Scottish Labour leader Kezia Dugdale will insist her party can offer a "radical challenge" to the SNP with just 100 days until polling begins in the Holyrood elections. Ms Dugdale will be in London to brief the UK shadow cabinet on the May 5 Holyrood vote, days after a new poll painted a bleak picture of her party's prospects. The Panelbase poll for The Sunday Times and Heart FM indicated the Scottish Conservatives are gaining ground in the fight to be Scotland's second largest party, with Labour dropping to 21% in the constituency vote. Ms Dugdale remained upbeat ahead of meeting UK party colleagues, highlighting her plans to use new powers over tax coming to Holyrood to fund investment in schools.
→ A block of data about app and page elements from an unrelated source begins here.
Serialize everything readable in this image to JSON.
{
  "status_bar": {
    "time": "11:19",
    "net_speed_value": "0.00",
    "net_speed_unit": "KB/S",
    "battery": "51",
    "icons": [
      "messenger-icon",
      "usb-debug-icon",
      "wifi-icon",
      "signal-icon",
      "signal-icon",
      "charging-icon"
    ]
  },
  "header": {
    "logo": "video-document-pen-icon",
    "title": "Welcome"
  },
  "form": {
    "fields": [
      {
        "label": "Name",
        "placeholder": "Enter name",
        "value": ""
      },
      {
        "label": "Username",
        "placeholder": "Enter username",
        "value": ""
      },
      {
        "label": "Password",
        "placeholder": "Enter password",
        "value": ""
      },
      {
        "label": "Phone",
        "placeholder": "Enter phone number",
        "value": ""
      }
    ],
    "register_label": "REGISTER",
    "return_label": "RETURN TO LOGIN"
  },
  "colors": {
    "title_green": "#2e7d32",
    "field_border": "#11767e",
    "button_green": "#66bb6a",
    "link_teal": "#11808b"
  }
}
She said: "Shadow Cabinet members will be left in no doubt that we will run a confident and positive campaign based on our ideas to transform Scotland. "We are going to make a radical challenge to the SNP about how we use the new powers to break from Tory cuts. "Scottish Labour thinks education is a priority so we would ask the richest few earning more than £150,000 a year to pay a bit more in tax to invest in our schools. "The SNP say education is a priority but are cutting half a billion pounds from local council budgets for things like childcare and schools. "The First Minister said she wanted to fight this election on the SNP's record in government. That is exactly what we will do. Our public services are suffering under the SNP, with school standards slipping and cuts being proposed in our NHS. "Labour can be the authentic voice for those who are desperate for change. We will go into this election with confidence in our vision for Scotland." The weekend poll put support for the Scottish Greens on 3% in the constituency vote, and 5% in the regional. Co-convener Patrick Harvie MSP said the party was preparing to distribute half a million newspapers across Scotland in a bid to capitalise on positive polling. He said: "With 100 days to go our top team of candidates and local branches around the country are gearing up for our biggest and best campaign to date. "With our increased resources we're determined to make the most of positive polling which shows the chance we have to make a real breakthrough. "In 100 days Scotland will elect the Parliament which will serve till 2021, and we can't afford to see critical issues ignored till then. "From scrapping the council tax to taking the action needed to abolish fuel poverty, and from investing in the jobs of the future to finally meeting the country's climate change targets, it's clear that Green influence is needed like never before."